"It just doesn't represent climbing that well, let alone the sport of competition climbing very well."

The format may inadvertently disadvantage Spokane-area youth climbers, said Ivy Pete, a senior at North Central High School.

"We do not have the ability to train for speed unless we go to Seattle or Bozeman," she said. "With the possible combination at a regional, divisional or national level on the youth scale in the future, it just means less kids climbing at the elite level."

The goal, according to reporting from the New York Times, is to separate speed climbing into its own category in the 2024 Paris Games while keeping bouldering and lead climbing a combined event.

Growing popularity

Another area of hope and concern for Spokane-area climbers is the increased exposure the Olympics may bring to an already popular sport.

"I personally am PSYCHED to have climbing in the Olympics," climbing coach Chelsea Murn said in a message. "I know some are worried that climbing might get 'too popular,' but I believe that the more climbers we have the better opportunity we have to take care of the areas we love and continue improving access to them."

Zach Turner, the manager of Eastern Washington University's climbing gym, believes the Olympic spotlight will raise the "standards and opportunities for competition climbers, which is awesome."

His comment raises an important distinction.

The style of climbing highlighted at the Olympics — competition climbing — happens in a highly controlled and safe setting, a climbing gym.

Climbing rock, ice or snow outside is an entirely different endeavor and some worry the increased exposure will lead to more people climbing outside without the proper safety and etiquette training.

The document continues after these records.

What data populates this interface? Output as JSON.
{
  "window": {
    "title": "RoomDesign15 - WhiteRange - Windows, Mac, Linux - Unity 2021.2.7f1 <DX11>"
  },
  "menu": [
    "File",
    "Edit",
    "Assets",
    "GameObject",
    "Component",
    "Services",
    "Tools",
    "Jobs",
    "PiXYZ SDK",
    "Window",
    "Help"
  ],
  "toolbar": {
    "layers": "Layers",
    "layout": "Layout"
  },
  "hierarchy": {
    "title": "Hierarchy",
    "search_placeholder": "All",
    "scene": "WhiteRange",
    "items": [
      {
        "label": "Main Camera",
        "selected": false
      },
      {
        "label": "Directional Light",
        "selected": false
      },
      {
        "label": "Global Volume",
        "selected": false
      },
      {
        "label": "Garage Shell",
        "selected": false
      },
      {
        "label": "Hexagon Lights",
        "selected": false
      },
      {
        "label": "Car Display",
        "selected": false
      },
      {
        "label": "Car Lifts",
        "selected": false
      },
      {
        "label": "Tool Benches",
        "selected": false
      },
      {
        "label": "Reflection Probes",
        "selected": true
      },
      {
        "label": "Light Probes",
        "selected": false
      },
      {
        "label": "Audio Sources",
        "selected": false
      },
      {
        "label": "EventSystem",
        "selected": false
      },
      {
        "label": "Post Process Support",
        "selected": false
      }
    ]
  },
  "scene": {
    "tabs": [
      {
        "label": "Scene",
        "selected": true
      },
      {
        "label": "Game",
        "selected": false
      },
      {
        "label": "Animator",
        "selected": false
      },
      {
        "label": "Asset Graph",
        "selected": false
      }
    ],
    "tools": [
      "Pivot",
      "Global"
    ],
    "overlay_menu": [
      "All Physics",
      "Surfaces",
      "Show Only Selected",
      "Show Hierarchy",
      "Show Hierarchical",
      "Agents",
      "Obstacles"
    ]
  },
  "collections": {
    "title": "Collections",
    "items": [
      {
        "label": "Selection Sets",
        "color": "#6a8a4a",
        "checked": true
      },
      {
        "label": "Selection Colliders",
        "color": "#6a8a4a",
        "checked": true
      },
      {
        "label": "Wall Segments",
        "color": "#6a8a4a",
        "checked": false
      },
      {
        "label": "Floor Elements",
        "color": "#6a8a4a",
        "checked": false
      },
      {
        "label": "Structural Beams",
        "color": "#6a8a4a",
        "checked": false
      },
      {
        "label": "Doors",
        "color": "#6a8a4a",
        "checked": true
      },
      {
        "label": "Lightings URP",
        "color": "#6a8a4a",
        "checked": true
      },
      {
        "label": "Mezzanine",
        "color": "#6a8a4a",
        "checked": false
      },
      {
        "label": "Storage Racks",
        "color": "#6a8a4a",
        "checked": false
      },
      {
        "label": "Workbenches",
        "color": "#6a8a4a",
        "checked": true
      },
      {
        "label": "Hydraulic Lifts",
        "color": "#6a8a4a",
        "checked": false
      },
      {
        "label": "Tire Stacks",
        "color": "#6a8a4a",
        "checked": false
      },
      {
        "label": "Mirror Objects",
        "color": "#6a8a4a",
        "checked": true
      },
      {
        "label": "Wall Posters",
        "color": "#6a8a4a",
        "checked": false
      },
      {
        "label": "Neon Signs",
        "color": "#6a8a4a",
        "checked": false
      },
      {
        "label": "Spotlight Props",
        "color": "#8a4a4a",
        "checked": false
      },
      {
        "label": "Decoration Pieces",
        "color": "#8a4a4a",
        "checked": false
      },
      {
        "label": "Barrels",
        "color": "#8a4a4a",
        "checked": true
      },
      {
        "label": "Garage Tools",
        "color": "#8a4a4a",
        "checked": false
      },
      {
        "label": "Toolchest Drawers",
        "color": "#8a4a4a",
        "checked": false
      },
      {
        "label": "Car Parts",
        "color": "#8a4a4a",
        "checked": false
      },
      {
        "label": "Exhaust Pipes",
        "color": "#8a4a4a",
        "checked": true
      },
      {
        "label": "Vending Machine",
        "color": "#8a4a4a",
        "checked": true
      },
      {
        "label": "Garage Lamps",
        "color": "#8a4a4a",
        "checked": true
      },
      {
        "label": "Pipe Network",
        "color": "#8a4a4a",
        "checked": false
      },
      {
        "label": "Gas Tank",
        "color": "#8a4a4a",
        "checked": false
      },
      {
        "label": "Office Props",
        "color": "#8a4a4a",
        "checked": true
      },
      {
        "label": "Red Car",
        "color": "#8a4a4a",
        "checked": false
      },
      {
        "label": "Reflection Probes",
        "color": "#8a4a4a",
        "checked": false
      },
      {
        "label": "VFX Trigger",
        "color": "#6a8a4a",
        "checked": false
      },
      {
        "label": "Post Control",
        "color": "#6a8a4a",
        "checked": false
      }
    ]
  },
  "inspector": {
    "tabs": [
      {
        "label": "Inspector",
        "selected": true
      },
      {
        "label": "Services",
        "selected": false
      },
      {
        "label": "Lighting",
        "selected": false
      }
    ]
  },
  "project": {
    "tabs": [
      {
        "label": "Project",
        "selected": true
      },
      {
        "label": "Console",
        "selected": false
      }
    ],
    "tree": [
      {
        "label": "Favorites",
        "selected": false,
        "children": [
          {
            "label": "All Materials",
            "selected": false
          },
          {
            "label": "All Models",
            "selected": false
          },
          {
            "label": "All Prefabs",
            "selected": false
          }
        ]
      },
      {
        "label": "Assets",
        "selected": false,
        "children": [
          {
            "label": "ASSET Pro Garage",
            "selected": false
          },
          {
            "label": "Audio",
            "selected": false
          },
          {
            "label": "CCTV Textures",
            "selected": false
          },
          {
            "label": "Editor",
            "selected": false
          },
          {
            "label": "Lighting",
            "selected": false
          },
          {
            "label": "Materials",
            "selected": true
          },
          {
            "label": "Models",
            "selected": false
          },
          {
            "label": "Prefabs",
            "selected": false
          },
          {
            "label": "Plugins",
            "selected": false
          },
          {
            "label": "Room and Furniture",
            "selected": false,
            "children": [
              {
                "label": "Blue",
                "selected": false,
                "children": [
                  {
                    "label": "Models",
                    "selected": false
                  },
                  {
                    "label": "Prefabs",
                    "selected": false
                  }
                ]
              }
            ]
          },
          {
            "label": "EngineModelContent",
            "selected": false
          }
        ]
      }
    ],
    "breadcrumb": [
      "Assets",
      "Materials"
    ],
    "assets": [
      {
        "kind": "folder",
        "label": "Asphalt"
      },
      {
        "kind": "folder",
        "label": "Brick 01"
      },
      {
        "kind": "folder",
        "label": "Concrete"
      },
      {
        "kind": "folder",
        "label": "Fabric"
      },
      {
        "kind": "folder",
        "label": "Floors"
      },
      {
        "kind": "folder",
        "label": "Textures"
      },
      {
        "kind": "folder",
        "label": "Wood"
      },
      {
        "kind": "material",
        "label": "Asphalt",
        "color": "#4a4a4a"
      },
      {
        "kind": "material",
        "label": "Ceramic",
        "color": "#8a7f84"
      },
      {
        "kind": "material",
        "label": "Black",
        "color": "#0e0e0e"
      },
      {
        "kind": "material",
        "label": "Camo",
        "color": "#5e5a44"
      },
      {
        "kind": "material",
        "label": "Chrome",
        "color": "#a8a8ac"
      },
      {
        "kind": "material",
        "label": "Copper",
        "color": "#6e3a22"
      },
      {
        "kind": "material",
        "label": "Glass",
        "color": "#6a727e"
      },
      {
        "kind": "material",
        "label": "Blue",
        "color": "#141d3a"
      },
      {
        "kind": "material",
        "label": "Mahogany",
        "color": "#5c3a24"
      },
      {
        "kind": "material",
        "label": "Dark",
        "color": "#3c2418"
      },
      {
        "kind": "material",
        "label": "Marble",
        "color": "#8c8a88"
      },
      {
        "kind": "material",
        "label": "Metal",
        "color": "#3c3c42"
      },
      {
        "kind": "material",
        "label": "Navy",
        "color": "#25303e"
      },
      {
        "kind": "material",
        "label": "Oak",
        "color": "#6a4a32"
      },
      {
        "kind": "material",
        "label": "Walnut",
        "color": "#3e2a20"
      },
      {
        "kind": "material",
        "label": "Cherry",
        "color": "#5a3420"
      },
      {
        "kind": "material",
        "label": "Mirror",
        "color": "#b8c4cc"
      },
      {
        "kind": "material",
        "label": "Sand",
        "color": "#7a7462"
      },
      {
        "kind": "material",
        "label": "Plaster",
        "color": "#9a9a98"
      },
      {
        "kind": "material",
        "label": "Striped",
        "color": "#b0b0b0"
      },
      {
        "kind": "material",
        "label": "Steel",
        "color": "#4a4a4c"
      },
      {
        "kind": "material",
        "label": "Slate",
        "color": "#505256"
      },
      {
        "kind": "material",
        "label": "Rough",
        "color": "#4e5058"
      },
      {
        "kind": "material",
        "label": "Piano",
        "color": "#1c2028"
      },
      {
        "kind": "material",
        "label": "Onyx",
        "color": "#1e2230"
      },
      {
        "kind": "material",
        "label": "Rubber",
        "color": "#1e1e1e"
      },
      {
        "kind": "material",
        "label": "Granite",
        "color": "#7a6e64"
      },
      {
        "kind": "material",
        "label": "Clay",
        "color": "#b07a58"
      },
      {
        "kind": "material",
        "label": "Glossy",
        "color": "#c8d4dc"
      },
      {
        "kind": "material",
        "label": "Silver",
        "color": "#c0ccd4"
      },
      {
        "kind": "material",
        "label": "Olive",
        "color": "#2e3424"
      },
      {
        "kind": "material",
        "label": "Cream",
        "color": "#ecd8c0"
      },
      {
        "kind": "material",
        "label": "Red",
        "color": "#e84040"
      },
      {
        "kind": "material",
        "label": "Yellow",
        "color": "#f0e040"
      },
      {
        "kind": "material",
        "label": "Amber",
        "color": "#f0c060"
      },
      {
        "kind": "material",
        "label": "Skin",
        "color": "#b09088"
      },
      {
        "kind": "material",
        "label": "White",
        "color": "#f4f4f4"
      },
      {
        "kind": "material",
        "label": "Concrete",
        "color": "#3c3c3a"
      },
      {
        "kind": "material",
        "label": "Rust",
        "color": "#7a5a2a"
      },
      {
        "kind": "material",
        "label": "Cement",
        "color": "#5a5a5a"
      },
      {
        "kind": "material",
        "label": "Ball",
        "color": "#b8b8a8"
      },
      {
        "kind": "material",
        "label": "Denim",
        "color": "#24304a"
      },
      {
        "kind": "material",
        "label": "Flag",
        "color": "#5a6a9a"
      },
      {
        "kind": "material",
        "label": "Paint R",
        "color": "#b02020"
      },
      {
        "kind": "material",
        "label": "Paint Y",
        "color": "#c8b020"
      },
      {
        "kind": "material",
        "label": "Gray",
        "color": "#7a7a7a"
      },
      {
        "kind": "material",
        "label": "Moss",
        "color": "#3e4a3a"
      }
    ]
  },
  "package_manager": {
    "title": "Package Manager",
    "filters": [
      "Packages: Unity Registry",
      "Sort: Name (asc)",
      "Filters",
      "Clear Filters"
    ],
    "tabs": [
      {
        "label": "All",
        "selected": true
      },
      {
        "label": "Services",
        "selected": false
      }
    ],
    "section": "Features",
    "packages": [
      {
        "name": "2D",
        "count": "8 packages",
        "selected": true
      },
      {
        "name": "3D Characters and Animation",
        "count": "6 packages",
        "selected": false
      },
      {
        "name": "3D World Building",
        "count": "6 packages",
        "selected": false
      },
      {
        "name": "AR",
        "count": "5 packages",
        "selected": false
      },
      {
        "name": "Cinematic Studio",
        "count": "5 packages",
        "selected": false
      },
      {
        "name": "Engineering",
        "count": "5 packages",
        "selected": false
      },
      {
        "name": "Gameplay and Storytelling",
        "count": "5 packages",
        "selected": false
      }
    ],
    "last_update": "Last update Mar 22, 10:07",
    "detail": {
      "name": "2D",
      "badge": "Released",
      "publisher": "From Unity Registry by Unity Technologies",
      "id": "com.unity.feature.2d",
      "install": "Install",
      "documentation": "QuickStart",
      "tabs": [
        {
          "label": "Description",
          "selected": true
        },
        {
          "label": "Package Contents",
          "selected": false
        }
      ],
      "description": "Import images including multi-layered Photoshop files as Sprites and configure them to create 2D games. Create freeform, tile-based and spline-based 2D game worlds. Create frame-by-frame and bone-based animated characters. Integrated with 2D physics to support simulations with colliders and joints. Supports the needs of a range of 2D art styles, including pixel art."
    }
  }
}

"I think of indoor climbing and outdoor climbing as entirely different sports," Levi Leab said in a message. "I think more people will end up trying outside climbing and the junk show will continue/expand."

Climbing's growing popularity has led to overuse issues, with crowds descending on once-lonesome areas. To some extent, Spokane has been buffered from the crowding but that's likely to change with the region growing.

Safety is also a concern.

Chris Celentano, a Coeur d'Alene climber and outdoor adventure photographer, said he's seen an increase in "downright sketchy and incredibly dangerous" behaviors from new climbers at outdoor climbing areas this year.

"Maybe that's a pure volume issue and there are just too many people getting in to the sport than there are people willing to teach them," he said.

For his part, Roskelley isn't concerned that the Olympics will drive more people into the mountains.

"It's not going to bring 100,000s of people out in to the mountains," he said. "It may drive them to the rock gym."

In 2020, 44 new climbing gyms opened in the U.S., while 18 closed due to the pandemic.

"You just walk out 100 yards from the road and you're away from people if you want to be," Roskelley said.